    find-all-user-repos = {
      fd -H -I -t d '^.git$' ~ | each $path:dir~
    }
        
  • Read from a JSON file specified in $chain:summary-repos-file. Default value:
    summary-repos-file = ~/.elvish/package-data/elvish-themes/chain-summary-repos.json
        

    The contents of this file can be manipulated using the chain:add-summary-repo and chain:remove-summary-repo.

The list of repositories read from the file is cached in $chain:summary-repos.

summary-repos = []

We define a couple of functions to read and write $chain:summary-repos from disk.

fn -write-summary-repos {
  mkdir -p (path:dir $summary-repos-file)
  to-json [$summary-repos] > $summary-repos-file
}

fn -read-summary-repos {
  try {
    summary-repos = (from-json < $summary-repos-file)
  } except {
    summary-repos = []
  }
}

The chain:summary-data function collects the data from a given set of repositories.

fn summary-data [repos]{
  each [r]{
    try {
      cd $r
      -parse-git &with-timestamp
      status = [($segment[git-combined])]
      put [
        &repo= (tilde-abbr $r)
        &status= $status
        &ts= $last-status[timestamp]
        &timestamp= ($segment[git-timestamp])
        &branch= ($segment[git-branch])
      ]
    } except e {
      put [
        &repo= (tilde-abbr $r)
        &status= [(styled '['(to-string $e)']' red)]
        &ts= ""
        &timestamp= ""
        &branch= ""
      ]
    }
  } $repos
}

The chain:summary-status function is the main entry point to display the status of the configured repos.

fn summary-status [@repos &all=$false &only-dirty=$false]{
  prev = $pwd

  # Determine how to sort the output. This only happens in newer
  # versions of Elvish (where the order function exists)
  use builtin
  order-cmd~ = $all~
  if (has-key $builtin: order~) {
    order-cmd~ = { order &less-than=[a b]{ <s $a[ts] $b[ts] } &reverse }
  }

  # Read repo list from disk, cache in $chain:summary-repos
  -read-summary-repos

  # Determine the list of repos to display:
  # 1) If the &all option is given, find them
  if $all {
    spinners:run &title="Finding all git repos" &style=blue {
      repos = [($find-all-user-repos)]
    }
  }
  # 2) If repos is not given nor defined through &all, use $chain:summary-repos
  if (eq $repos []) {
    repos = $summary-repos
  }
  # 3) If repos is specified, just use it

  # Produce the output
  spinners:run &title="Gathering repo data" &style=blue { summary-data $repos } | order-cmd | each [r]{
    status-display = $r[status]
    if (or (not $only-dirty) (not-eq $status-display [])) {
      if (eq $status-display []) {
        status-display = [(-colorized "[" session) (styled OK green) (-colorized "]" session)]
      }
      @status = $r[timestamp] ' ' (all $status-display) ' ' $r[branch]
      echo &sep="" $@status ' ' (-colorized $r[repo] (-segment-style git-repo))
    }
  }
  cd $prev
}

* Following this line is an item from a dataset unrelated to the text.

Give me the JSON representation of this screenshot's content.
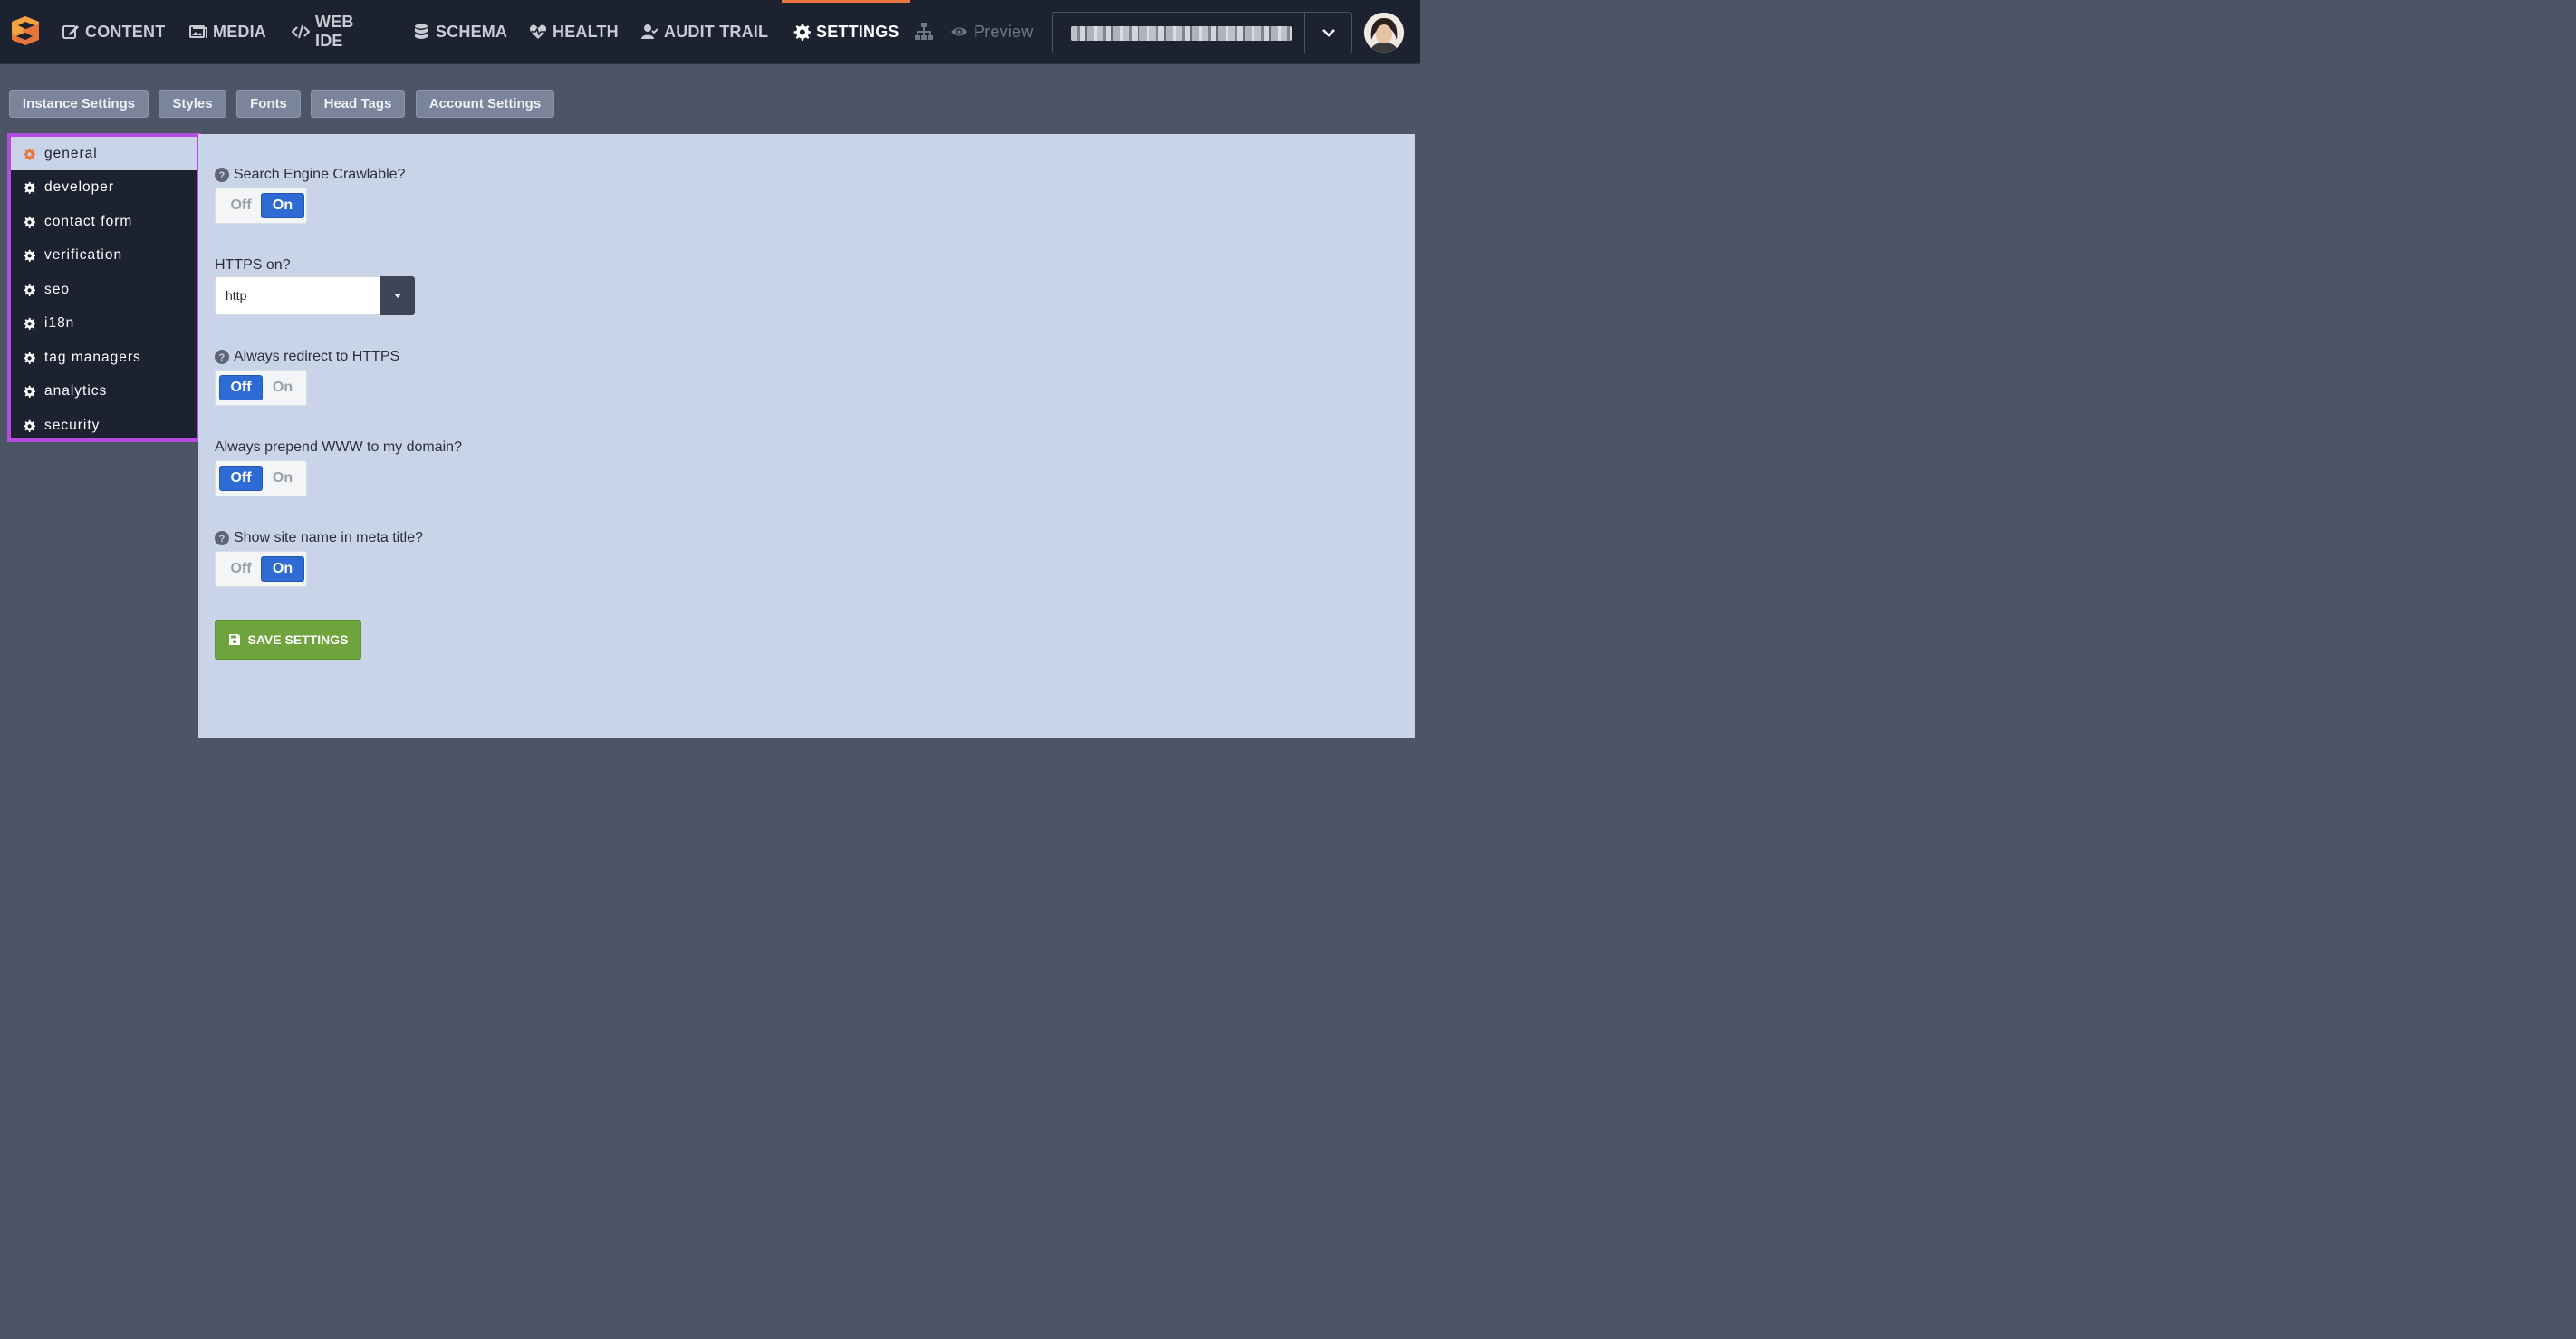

The chain:add-summary-repo and chain:remove-summary-repo functions can be used to add/remove directories from the summary list. If no directories are given as arguments, they operate on the current directory.

fn add-summary-repo [@dirs]{
  if (eq $dirs []) {
    dirs = [ $pwd ]
  }
  -read-summary-repos
  each [d]{
    if (has-value $summary-repos $d) {
      echo (styled "Repo "$d" is already in the list" yellow)
    } else {
      summary-repos = [ $@summary-repos $d ]
      echo (styled "Repo "$d" added to the list" green)
    }
  } $dirs
  -write-summary-repos
}
fn remove-summary-repo [@dirs]{
  if (eq $dirs []) {
    dirs = [ $pwd ]
  }
  -read-summary-repos
  @new-repos = (each [d]{
      if (not (has-value $dirs $d)) { put $d }
  } $summary-repos)
  each [d]{
    if (has-value $summary-repos $d) {
      echo (styled "Repo "$d" removed from the list." green)
    } else {
      echo (styled "Repo "$d" was not on the list" yellow)
    }
  } $dirs

  summary-repos = $new-repos
  -write-summary-repos
}